One of Curiosity’s first major findings after landing on the Red Planet in August 2012 was an ancient riverbed at its landing site. Nearby, at an area known as Yellowknife Bay, the mission met its main goal of determining whether the Martian Gale Crater ever was habitable for simple life forms.

NASA's Curiosity Mars rover used the camera at the end of its arm in April and May 2014 to take dozens of component images combined into this self-portrait where the rover drilled into a sandstone target called "Windjana." (NASA/JPL-Caltech/MSSS)

NASA’s Curiosity Mars rover used the camera at the end of its arm in April and May 2014 to take dozens of component images combined into this self-portrait where the rover drilled into a sandstone target called “Windjana.” (NASA/JPL-Caltech/MSSS)

«Read the rest of this article»

Sections: Technology | No Comments
 

NASA Engineers use FIFA 2014 World Cup tournament ball to teach Aerodynamics

 

Written by Jonas Dino
NASA’s Ames Research Center

NASA - National Aeronautics and Space AdministrationMoffett Field, CA – Excitement is building for fans across the globe with today’s first match of the Fédération Internationale de Football Association (FIFA) 2014 World Cup tournament. These fans include NASA engineers, who used the lead-up to the tournament to test the aerodynamics of this year’s new ball design, developed by Adidas and dubbed the Brazuca ball.

Although NASA is not in the business of designing or testing balls, the tournament provides an opportunity to explain the concepts of aerodynamics to students and individuals less familiar with the fundamentals of aerodynamics.

Dr. Rabi Mehta uses smoke and lasers to inspect the flow pattern around an Adidas Brazuca football. (NASA's Ames Research Center)

Dr. Rabi Mehta uses smoke and lasers to inspect the flow pattern around an Adidas Brazuca football. (NASA’s Ames Research Center)

«Read the rest of this article»

Sections: Technology | No Comments
 

NASA selects experiments to accompany Virgin Galactic SpaceShipTwo Flight

 

Written by Rachel Hoover
NASA’s Ames Research Center

NASA - National Aeronautics and Space AdministrationMoffett Field, CA – NASA has selected 12 technology experiments to fly on the first commercial research flight on Virgin Galactic’s SpaceShipTwo.
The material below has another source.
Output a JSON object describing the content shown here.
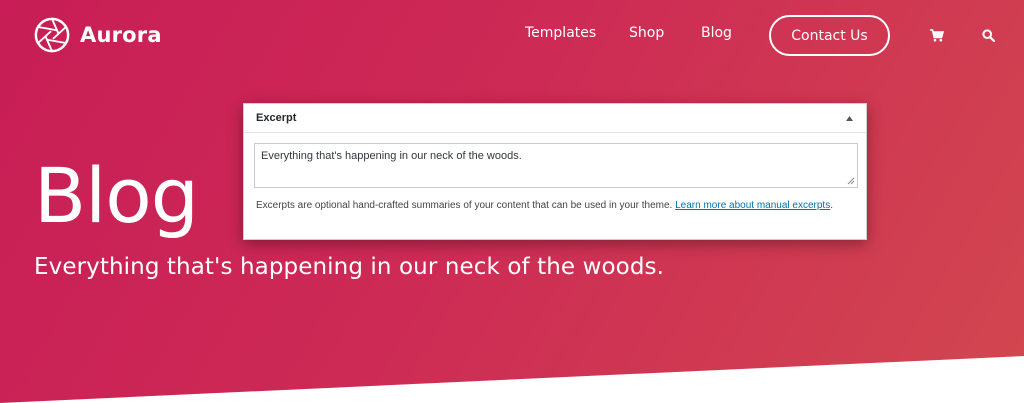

Through NASA’s Flight Opportunities Program within the agency’s Space Technology Mission Directorate, officials have been working with commercial companies, universities and government organizations to coordinate testing of innovative space technologies on research flights through the use of commercial suborbital flight platforms.

Telescopic image of Virgin Galactic’s SpaceShipTwo during a supersonic test flight in 2013. (Mars Scientific/Clay Center Observatory)

Telescopic image of Virgin Galactic’s SpaceShipTwo during a supersonic test flight in 2013. (Mars Scientific/Clay Center Observatory)

«Read the rest of this article»

Sections: Technology | No Comments
 


Page 1 of 812345...»

Personal Controls

Archives